EXERCISE DETAILS:
Where the data below shows a picture, leave that picture out and copy the rest exactly.

[Data about app and page elements]
------------------------------------------------------------
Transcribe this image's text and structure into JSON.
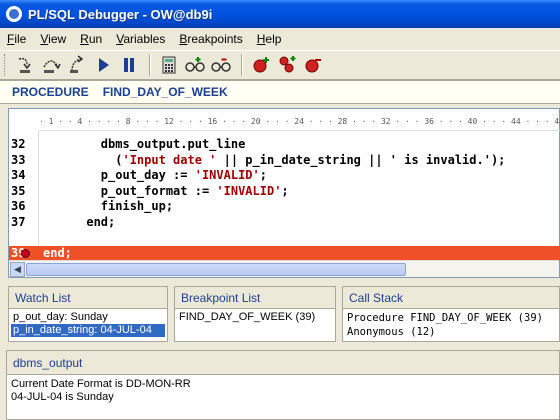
{
  "window": {
    "title": "PL/SQL Debugger - OW@db9i"
  },
  "menu": [
    {
      "pre": "",
      "mn": "F",
      "post": "ile"
    },
    {
      "pre": "",
      "mn": "V",
      "post": "iew"
    },
    {
      "pre": "",
      "mn": "R",
      "post": "un"
    },
    {
      "pre": "",
      "mn": "V",
      "post": "ariables"
    },
    {
      "pre": "",
      "mn": "B",
      "post": "reakpoints"
    },
    {
      "pre": "",
      "mn": "H",
      "post": "elp"
    }
  ],
  "toolbar": {
    "icons": [
      "step-into-icon",
      "step-over-icon",
      "step-out-icon",
      "run-icon",
      "pause-icon",
      "calculator-icon",
      "watch-icon",
      "watch-remove-icon",
      "breakpoint-toggle-icon",
      "breakpoint-add-icon",
      "breakpoint-remove-icon"
    ]
  },
  "procedure": {
    "keyword": "PROCEDURE",
    "name": "FIND_DAY_OF_WEEK"
  },
  "ruler": {
    "text": "· 1 · · 4 · · · · 8 · · · 12 · · · 16 · · · 20 · · · 24 · · · 28 · · · 32 · · · 36 · · · 40 · · · 44 · · · 48 · · · 52 · · · 56 · · · 60 · · · 64 ·"
  },
  "code": [
    {
      "num": "32",
      "pre": "        dbms_output.put_line",
      "str": "",
      "post": ""
    },
    {
      "num": "33",
      "pre": "          (",
      "str": "'Input date '",
      "post": " || p_in_date_string || ' is invalid.');"
    },
    {
      "num": "34",
      "pre": "        p_out_day := ",
      "str": "'INVALID'",
      "post": ";"
    },
    {
      "num": "35",
      "pre": "        p_out_format := ",
      "str": "'INVALID'",
      "post": ";"
    },
    {
      "num": "36",
      "pre": "        finish_up;",
      "str": "",
      "post": ""
    },
    {
      "num": "37",
      "pre": "      end;",
      "str": "",
      "post": ""
    },
    {
      "num": "",
      "pre": "",
      "str": "",
      "post": ""
    },
    {
      "num": "39",
      "pre": "end;",
      "str": "",
      "post": ""
    }
  ],
  "current_line": "39",
  "panels": {
    "watch": {
      "title": "Watch List",
      "rows": [
        "p_out_day: Sunday",
        "p_in_date_string: 04-JUL-04"
      ],
      "selected": 1
    },
    "breakpoints": {
      "title": "Breakpoint List",
      "rows": [
        "FIND_DAY_OF_WEEK (39)"
      ]
    },
    "callstack": {
      "title": "Call Stack",
      "rows": [
        "Procedure FIND_DAY_OF_WEEK (39)",
        "Anonymous  (12)"
      ]
    }
  },
  "output": {
    "title": "dbms_output",
    "lines": [
      "Current Date Format is DD-MON-RR",
      "04-JUL-04 is Sunday"
    ]
  }
}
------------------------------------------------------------
SOLUTION:
Transcribe this image's text and structure into JSON.
{
  "window": {
    "title": "PL/SQL Debugger - OW@db9i"
  },
  "menu": [
    {
      "pre": "",
      "mn": "F",
      "post": "ile"
    },
    {
      "pre": "",
      "mn": "V",
      "post": "iew"
    },
    {
      "pre": "",
      "mn": "R",
      "post": "un"
    },
    {
      "pre": "",
      "mn": "V",
      "post": "ariables"
    },
    {
      "pre": "",
      "mn": "B",
      "post": "reakpoints"
    },
    {
      "pre": "",
      "mn": "H",
      "post": "elp"
    }
  ],
  "toolbar": {
    "icons": [
      "step-into-icon",
      "step-over-icon",
      "step-out-icon",
      "run-icon",
      "pause-icon",
      "calculator-icon",
      "watch-icon",
      "watch-remove-icon",
      "breakpoint-toggle-icon",
      "breakpoint-add-icon",
      "breakpoint-remove-icon"
    ]
  },
  "procedure": {
    "keyword": "PROCEDURE",
    "name": "FIND_DAY_OF_WEEK"
  },
  "ruler": {
    "text": "· 1 · · 4 · · · · 8 · · · 12 · · · 16 · · · 20 · · · 24 · · · 28 · · · 32 · · · 36 · · · 40 · · · 44 · · · 48 · · · 52 · · · 56 · · · 60 · · · 64 ·"
  },
  "code": [
    {
      "num": "32",
      "pre": "        dbms_output.put_line",
      "str": "",
      "post": ""
    },
    {
      "num": "33",
      "pre": "          (",
      "str": "'Input date '",
      "post": " || p_in_date_string || ' is invalid.');"
    },
    {
      "num": "34",
      "pre": "        p_out_day := ",
      "str": "'INVALID'",
      "post": ";"
    },
    {
      "num": "35",
      "pre": "        p_out_format := ",
      "str": "'INVALID'",
      "post": ";"
    },
    {
      "num": "36",
      "pre": "        finish_up;",
      "str": "",
      "post": ""
    },
    {
      "num": "37",
      "pre": "      end;",
      "str": "",
      "post": ""
    },
    {
      "num": "",
      "pre": "",
      "str": "",
      "post": ""
    },
    {
      "num": "39",
      "pre": "end;",
      "str": "",
      "post": ""
    }
  ],
  "current_line": "39",
  "panels": {
    "watch": {
      "title": "Watch List",
      "rows": [
        "p_out_day: Sunday",
        "p_in_date_string: 04-JUL-04"
      ],
      "selected": 1
    },
    "breakpoints": {
      "title": "Breakpoint List",
      "rows": [
        "FIND_DAY_OF_WEEK (39)"
      ]
    },
    "callstack": {
      "title": "Call Stack",
      "rows": [
        "Procedure FIND_DAY_OF_WEEK (39)",
        "Anonymous  (12)"
      ]
    }
  },
  "output": {
    "title": "dbms_output",
    "lines": [
      "Current Date Format is DD-MON-RR",
      "04-JUL-04 is Sunday"
    ]
  }
}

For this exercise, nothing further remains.